Gordon interrupts this tÍte-ŗ-tÍte before it gets more embarrassing, at which point we get the long, drawn-out origin of the Riddler, or Edward Nygma, a brilliant kook who works at Wayne Enterprises, idolizes Wayne, and has developed a device that ďbeams any TV signal directly into the human brain.Ē Bruce is obviously wary of this breakthrough (ďTampering with peopleís brainwaves. Mind manipulation. It just raises too many questionsĒ), and Edís clinging, unnerving adulation (revived by Carrey a year later in The Cable Guy) turns to bitterness and thoughts of revenge. First he experiments on his supervisor. The result turns Nygma into a super-powered brain spewing the flotsam and jetsam of pop culture. Which is just one problem with this Riddler. Why the riddles? Sure, he likes games and puzzles, and yeah Nygmaís got that Riddler character in a glass booth in his cramped apartment, a refugee from some midway somewhere, but since the filmmakers give greater emphasis to the pop-cultural vernacular of Jim Carrey than the riddle-me-this dialogues of the Riddler, you wind up with a character who only has a tangential relationship to his supervillain persona. It wouldíve made more sense to call him TV Man.

Once again, the multiple supervillains donít serve the storyline. Supervillains are basically divas ó huge egos masking tiny self-esteem ó so why would they team up? The Riddler wants revenge on Bruce Wayne, Two Face wants revenge on Batman, so why get together before they know Bruce Wayne is Batman? Worse, both villains hit the same note: over-the-top crazy. Worse, when theyíre not outdueling one other in this regard, Jones is forced to stand still while Carrey performs shtick. Thatís like Aretha singing background vocals.

The two supervillains werenít enough for the studios, either; they had to bring in Robin, too. Once a 10-12 year-old when he was introduced in 1940, Dick Grayson is now played by a 25-year-old who looks 25 years old. No hints of pedophilia here. Hell, no hints of pedo here. Somewhere Frederic Wertham smiles.

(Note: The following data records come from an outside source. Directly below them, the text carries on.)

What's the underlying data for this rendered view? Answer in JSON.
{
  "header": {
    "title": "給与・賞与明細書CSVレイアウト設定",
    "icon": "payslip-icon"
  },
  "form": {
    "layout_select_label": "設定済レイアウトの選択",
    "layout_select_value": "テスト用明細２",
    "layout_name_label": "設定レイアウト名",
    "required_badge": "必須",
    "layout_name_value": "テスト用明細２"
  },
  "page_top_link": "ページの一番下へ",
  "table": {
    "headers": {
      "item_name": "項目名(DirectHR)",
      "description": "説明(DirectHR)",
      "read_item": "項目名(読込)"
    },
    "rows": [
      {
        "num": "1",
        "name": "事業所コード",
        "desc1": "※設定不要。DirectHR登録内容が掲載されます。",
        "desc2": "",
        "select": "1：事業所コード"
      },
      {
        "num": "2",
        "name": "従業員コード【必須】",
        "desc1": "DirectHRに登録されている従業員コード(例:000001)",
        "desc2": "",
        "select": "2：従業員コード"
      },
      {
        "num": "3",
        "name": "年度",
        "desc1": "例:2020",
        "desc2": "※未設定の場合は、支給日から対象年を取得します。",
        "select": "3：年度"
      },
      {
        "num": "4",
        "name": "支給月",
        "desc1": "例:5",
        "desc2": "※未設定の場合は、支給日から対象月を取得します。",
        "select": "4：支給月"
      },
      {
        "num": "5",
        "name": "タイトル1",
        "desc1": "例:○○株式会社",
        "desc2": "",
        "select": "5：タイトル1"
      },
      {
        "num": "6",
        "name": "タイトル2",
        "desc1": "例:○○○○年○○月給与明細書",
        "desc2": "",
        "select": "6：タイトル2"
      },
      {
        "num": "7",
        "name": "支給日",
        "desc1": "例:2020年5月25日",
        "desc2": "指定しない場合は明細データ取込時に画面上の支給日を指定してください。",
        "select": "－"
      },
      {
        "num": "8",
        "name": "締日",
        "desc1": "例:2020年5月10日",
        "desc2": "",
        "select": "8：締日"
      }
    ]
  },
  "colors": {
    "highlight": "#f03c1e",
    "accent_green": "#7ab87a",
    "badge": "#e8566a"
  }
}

In this version, Two Face kills Dickís family, the Flying Graysons, so at least Robin hooks up with the Two Face storyline, and Dick now wants revenge on Two Face, so he also hooks up with the ďIím OK, Batmanís OKĒ storyline as Bruce repeatedly warns him about the emptiness of revenge. But heís still an annoyance. Heís a cocky kid in a 25-year-oldís body who quickly seems to forget his parentsí death. When he figures out Bruce is Batman, what does he do with this powerful knowledge? Blackmail Batman into becoming his partner? Not immediately. First he steals the batmobile, pretends to be Batman, and rescues a pretty girl from a marauding gang of Mad Max refugees, only to require Batmanís help when reinforcements arrive. Finally given the chance to be Batmanís sidekick, and given the chance to watch Two Face die, he instead saves Two Faceís life (oh, Hollywood), and for the rest of the film heís a non-entity, a pawn in the Riddlerís game, trapped as easily as Dr. Chase Meridian. He also parodies Burt Ward:

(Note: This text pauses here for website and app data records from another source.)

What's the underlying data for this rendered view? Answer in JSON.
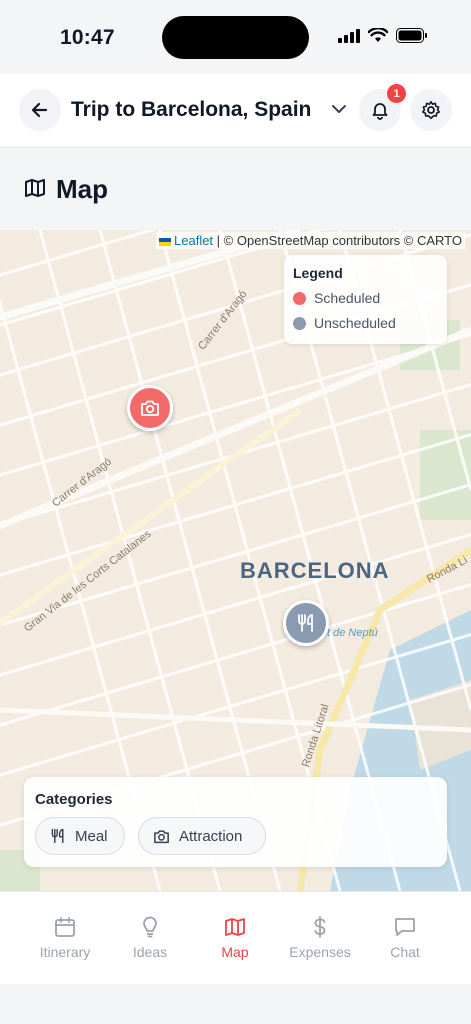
{
  "status_bar": {
    "time": "10:47"
  },
  "header": {
    "title": "Trip to Barcelona, Spain",
    "notification_count": "1"
  },
  "section": {
    "title": "Map",
    "icon": "map-icon"
  },
  "map": {
    "attribution": {
      "leaflet": "Leaflet",
      "rest": " | © OpenStreetMap contributors © CARTO"
    },
    "legend": {
      "title": "Legend",
      "items": [
        {
          "label": "Scheduled",
          "color": "#f26a6a"
        },
        {
          "label": "Unscheduled",
          "color": "#8a9ab1"
        }
      ]
    },
    "markers": [
      {
        "status": "Scheduled",
        "icon": "camera-icon"
      },
      {
        "status": "Unscheduled",
        "icon": "utensils-icon"
      }
    ],
    "labels": {
      "city": "BARCELONA",
      "streets": [
        "Carrer d'Aragó",
        "Carrer d'Aragó",
        "Gran Via de les Corts Catalanes",
        "Ronda Litoral",
        "Ronda Li"
      ],
      "poi": "t de Neptú"
    },
    "categories": {
      "title": "Categories",
      "items": [
        {
          "label": "Meal",
          "icon": "utensils-icon"
        },
        {
          "label": "Attraction",
          "icon": "camera-icon"
        }
      ]
    }
  },
  "nav": {
    "active": "Map",
    "accent": "#ef4444",
    "items": [
      {
        "label": "Itinerary",
        "icon": "calendar-icon"
      },
      {
        "label": "Ideas",
        "icon": "lightbulb-icon"
      },
      {
        "label": "Map",
        "icon": "map-icon"
      },
      {
        "label": "Expenses",
        "icon": "dollar-icon"
      },
      {
        "label": "Chat",
        "icon": "chat-icon"
      }
    ]
  }
}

Robin: Holy rusted metal, Batman!
Batman: Huh?
Robin: The ground. Itís rusted metal and...full of holes, you know? Holey.
Batman: Oh.

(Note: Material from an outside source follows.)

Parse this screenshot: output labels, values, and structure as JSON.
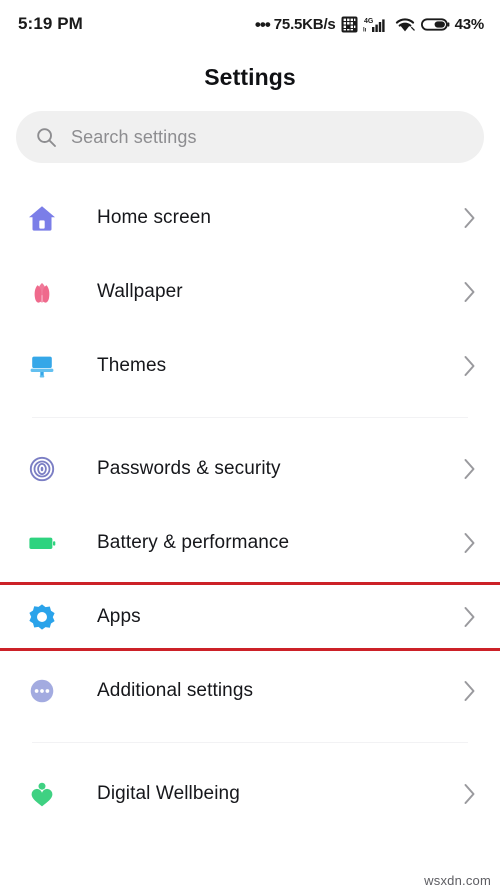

Itís another step toward the self-referential excess that would kill the franchise two years later.

Who doesnít find out Bruce Wayne is Batman? He might as well be wearing a neon sign. Dick Grayson figures it out, as does the Riddler, who tells Two Face (and presumably all of his henchmen?). Bruce is about to confess the knowledge to Dr. Chase Meridian when she kisses him and figures it out for herself. Chase is Batmanís third woman in three movies, and all of them know both Batman and Bruce, and all of them figure out Batman is Bruce, and yet, even after they break up (in-between movies), none tell anyone. Which is really, really sweet.

So all of these characters converge at the end, with Two Face relegated to the part of Riddlerís henchman, and Batman, forced to choose between saving Batmanís partner and Bruceís girl, saves both, because, as he tells the Riddler, he chooses to be both: Bruce and Batman. That is, heís no longer effed up. Which is really, really sweet. And, of course, the beginning of the end of Batman.

óMay 26, 2008

© 2008 by Erik Lundegaard